----- Task material -----
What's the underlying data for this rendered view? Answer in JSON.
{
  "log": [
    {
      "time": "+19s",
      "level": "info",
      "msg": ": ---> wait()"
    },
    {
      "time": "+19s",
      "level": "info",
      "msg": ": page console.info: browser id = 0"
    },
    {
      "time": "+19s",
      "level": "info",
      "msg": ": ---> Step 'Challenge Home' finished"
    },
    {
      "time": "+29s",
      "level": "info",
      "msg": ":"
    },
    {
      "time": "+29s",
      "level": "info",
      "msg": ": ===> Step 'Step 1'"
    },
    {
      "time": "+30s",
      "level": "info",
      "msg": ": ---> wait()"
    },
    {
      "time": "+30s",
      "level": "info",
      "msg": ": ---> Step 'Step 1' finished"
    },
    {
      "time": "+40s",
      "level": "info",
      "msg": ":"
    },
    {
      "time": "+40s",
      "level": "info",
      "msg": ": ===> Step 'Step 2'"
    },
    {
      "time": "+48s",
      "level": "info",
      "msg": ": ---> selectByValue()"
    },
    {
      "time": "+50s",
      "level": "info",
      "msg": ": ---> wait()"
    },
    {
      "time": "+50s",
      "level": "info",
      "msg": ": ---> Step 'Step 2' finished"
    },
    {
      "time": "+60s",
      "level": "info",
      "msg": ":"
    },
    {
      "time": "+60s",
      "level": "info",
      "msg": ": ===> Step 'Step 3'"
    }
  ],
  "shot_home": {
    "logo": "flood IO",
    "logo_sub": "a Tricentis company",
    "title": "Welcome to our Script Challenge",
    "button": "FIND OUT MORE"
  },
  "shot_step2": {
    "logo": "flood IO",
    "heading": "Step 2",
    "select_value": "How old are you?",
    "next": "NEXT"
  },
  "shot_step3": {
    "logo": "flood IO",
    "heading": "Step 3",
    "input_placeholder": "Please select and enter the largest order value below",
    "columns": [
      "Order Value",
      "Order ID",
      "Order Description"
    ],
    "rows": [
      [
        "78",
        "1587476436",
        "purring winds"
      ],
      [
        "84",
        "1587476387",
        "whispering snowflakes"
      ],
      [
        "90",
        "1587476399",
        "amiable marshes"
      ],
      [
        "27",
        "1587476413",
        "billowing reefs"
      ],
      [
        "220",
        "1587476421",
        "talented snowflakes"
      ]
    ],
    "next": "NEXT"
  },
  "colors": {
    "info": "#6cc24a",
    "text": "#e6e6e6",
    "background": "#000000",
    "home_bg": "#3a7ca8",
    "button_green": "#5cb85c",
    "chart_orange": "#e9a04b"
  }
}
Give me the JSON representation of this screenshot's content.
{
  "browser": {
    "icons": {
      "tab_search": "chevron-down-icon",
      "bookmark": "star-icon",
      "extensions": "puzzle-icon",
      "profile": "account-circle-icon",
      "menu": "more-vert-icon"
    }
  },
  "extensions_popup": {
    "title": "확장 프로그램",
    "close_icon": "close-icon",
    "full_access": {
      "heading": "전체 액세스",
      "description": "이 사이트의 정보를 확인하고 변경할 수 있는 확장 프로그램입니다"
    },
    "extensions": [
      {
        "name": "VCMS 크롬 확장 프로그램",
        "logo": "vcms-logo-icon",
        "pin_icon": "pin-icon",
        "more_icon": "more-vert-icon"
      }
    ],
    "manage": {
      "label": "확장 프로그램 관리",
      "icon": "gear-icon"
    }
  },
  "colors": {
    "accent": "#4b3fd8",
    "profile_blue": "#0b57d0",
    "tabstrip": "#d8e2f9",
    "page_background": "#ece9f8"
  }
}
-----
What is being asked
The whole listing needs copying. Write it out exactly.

Answer to this problem
What's the underlying data for this rendered view? Answer in JSON.
{
  "log": [
    {
      "time": "+19s",
      "level": "info",
      "msg": ": ---> wait()"
    },
    {
      "time": "+19s",
      "level": "info",
      "msg": ": page console.info: browser id = 0"
    },
    {
      "time": "+19s",
      "level": "info",
      "msg": ": ---> Step 'Challenge Home' finished"
    },
    {
      "time": "+29s",
      "level": "info",
      "msg": ":"
    },
    {
      "time": "+29s",
      "level": "info",
      "msg": ": ===> Step 'Step 1'"
    },
    {
      "time": "+30s",
      "level": "info",
      "msg": ": ---> wait()"
    },
    {
      "time": "+30s",
      "level": "info",
      "msg": ": ---> Step 'Step 1' finished"
    },
    {
      "time": "+40s",
      "level": "info",
      "msg": ":"
    },
    {
      "time": "+40s",
      "level": "info",
      "msg": ": ===> Step 'Step 2'"
    },
    {
      "time": "+48s",
      "level": "info",
      "msg": ": ---> selectByValue()"
    },
    {
      "time": "+50s",
      "level": "info",
      "msg": ": ---> wait()"
    },
    {
      "time": "+50s",
      "level": "info",
      "msg": ": ---> Step 'Step 2' finished"
    },
    {
      "time": "+60s",
      "level": "info",
      "msg": ":"
    },
    {
      "time": "+60s",
      "level": "info",
      "msg": ": ===> Step 'Step 3'"
    }
  ],
  "shot_home": {
    "logo": "flood IO",
    "logo_sub": "a Tricentis company",
    "title": "Welcome to our Script Challenge",
    "button": "FIND OUT MORE"
  },
  "shot_step2": {
    "logo": "flood IO",
    "heading": "Step 2",
    "select_value": "How old are you?",
    "next": "NEXT"
  },
  "shot_step3": {
    "logo": "flood IO",
    "heading": "Step 3",
    "input_placeholder": "Please select and enter the largest order value below",
    "columns": [
      "Order Value",
      "Order ID",
      "Order Description"
    ],
    "rows": [
      [
        "78",
        "1587476436",
        "purring winds"
      ],
      [
        "84",
        "1587476387",
        "whispering snowflakes"
      ],
      [
        "90",
        "1587476399",
        "amiable marshes"
      ],
      [
        "27",
        "1587476413",
        "billowing reefs"
      ],
      [
        "220",
        "1587476421",
        "talented snowflakes"
      ]
    ],
    "next": "NEXT"
  },
  "colors": {
    "info": "#6cc24a",
    "text": "#e6e6e6",
    "background": "#000000",
    "home_bg": "#3a7ca8",
    "button_green": "#5cb85c",
    "chart_orange": "#e9a04b"
  }
}
Give me the JSON representation of this screenshot's content.
{
  "browser": {
    "icons": {
      "tab_search": "chevron-down-icon",
      "bookmark": "star-icon",
      "extensions": "puzzle-icon",
      "profile": "account-circle-icon",
      "menu": "more-vert-icon"
    }
  },
  "extensions_popup": {
    "title": "확장 프로그램",
    "close_icon": "close-icon",
    "full_access": {
      "heading": "전체 액세스",
      "description": "이 사이트의 정보를 확인하고 변경할 수 있는 확장 프로그램입니다"
    },
    "extensions": [
      {
        "name": "VCMS 크롬 확장 프로그램",
        "logo": "vcms-logo-icon",
        "pin_icon": "pin-icon",
        "more_icon": "more-vert-icon"
      }
    ],
    "manage": {
      "label": "확장 프로그램 관리",
      "icon": "gear-icon"
    }
  },
  "colors": {
    "accent": "#4b3fd8",
    "profile_blue": "#0b57d0",
    "tabstrip": "#d8e2f9",
    "page_background": "#ece9f8"
  }
}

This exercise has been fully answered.